PROVIDED DATA
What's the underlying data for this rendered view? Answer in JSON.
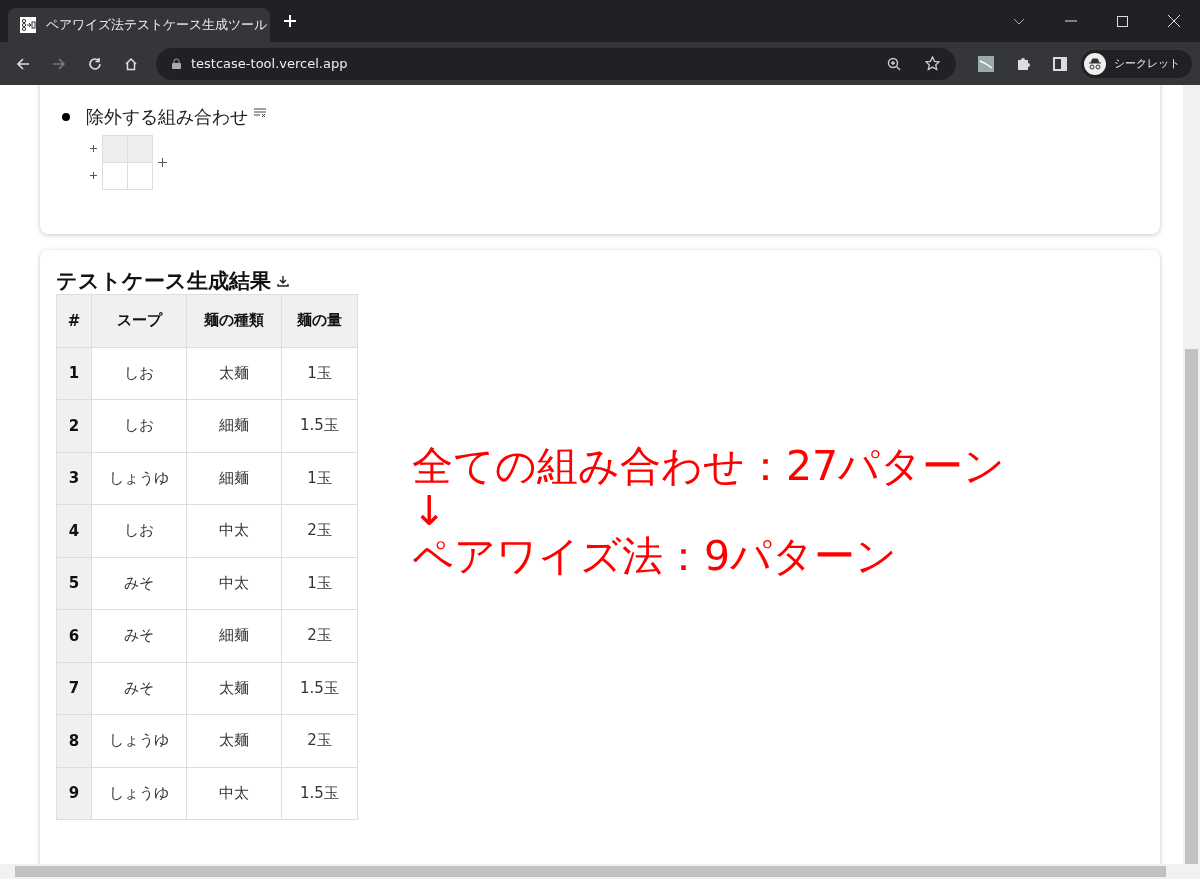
{
  "browser": {
    "tab_title": "ペアワイズ法テストケース生成ツール",
    "address": "testcase-tool.vercel.app",
    "profile_label": "シークレット"
  },
  "exclusions": {
    "label": "除外する組み合わせ"
  },
  "results": {
    "title": "テストケース生成結果",
    "columns": [
      "#",
      "スープ",
      "麺の種類",
      "麺の量"
    ],
    "rows": [
      [
        "1",
        "しお",
        "太麺",
        "1玉"
      ],
      [
        "2",
        "しお",
        "細麺",
        "1.5玉"
      ],
      [
        "3",
        "しょうゆ",
        "細麺",
        "1玉"
      ],
      [
        "4",
        "しお",
        "中太",
        "2玉"
      ],
      [
        "5",
        "みそ",
        "中太",
        "1玉"
      ],
      [
        "6",
        "みそ",
        "細麺",
        "2玉"
      ],
      [
        "7",
        "みそ",
        "太麺",
        "1.5玉"
      ],
      [
        "8",
        "しょうゆ",
        "太麺",
        "2玉"
      ],
      [
        "9",
        "しょうゆ",
        "中太",
        "1.5玉"
      ]
    ]
  },
  "annotation": {
    "lines": [
      "全ての組み合わせ：27パターン",
      "↓",
      "ペアワイズ法：9パターン"
    ]
  }
}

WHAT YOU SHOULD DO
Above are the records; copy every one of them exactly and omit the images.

RESULT
What's the underlying data for this rendered view? Answer in JSON.
{
  "browser": {
    "tab_title": "ペアワイズ法テストケース生成ツール",
    "address": "testcase-tool.vercel.app",
    "profile_label": "シークレット"
  },
  "exclusions": {
    "label": "除外する組み合わせ"
  },
  "results": {
    "title": "テストケース生成結果",
    "columns": [
      "#",
      "スープ",
      "麺の種類",
      "麺の量"
    ],
    "rows": [
      [
        "1",
        "しお",
        "太麺",
        "1玉"
      ],
      [
        "2",
        "しお",
        "細麺",
        "1.5玉"
      ],
      [
        "3",
        "しょうゆ",
        "細麺",
        "1玉"
      ],
      [
        "4",
        "しお",
        "中太",
        "2玉"
      ],
      [
        "5",
        "みそ",
        "中太",
        "1玉"
      ],
      [
        "6",
        "みそ",
        "細麺",
        "2玉"
      ],
      [
        "7",
        "みそ",
        "太麺",
        "1.5玉"
      ],
      [
        "8",
        "しょうゆ",
        "太麺",
        "2玉"
      ],
      [
        "9",
        "しょうゆ",
        "中太",
        "1.5玉"
      ]
    ]
  },
  "annotation": {
    "lines": [
      "全ての組み合わせ：27パターン",
      "↓",
      "ペアワイズ法：9パターン"
    ]
  }
}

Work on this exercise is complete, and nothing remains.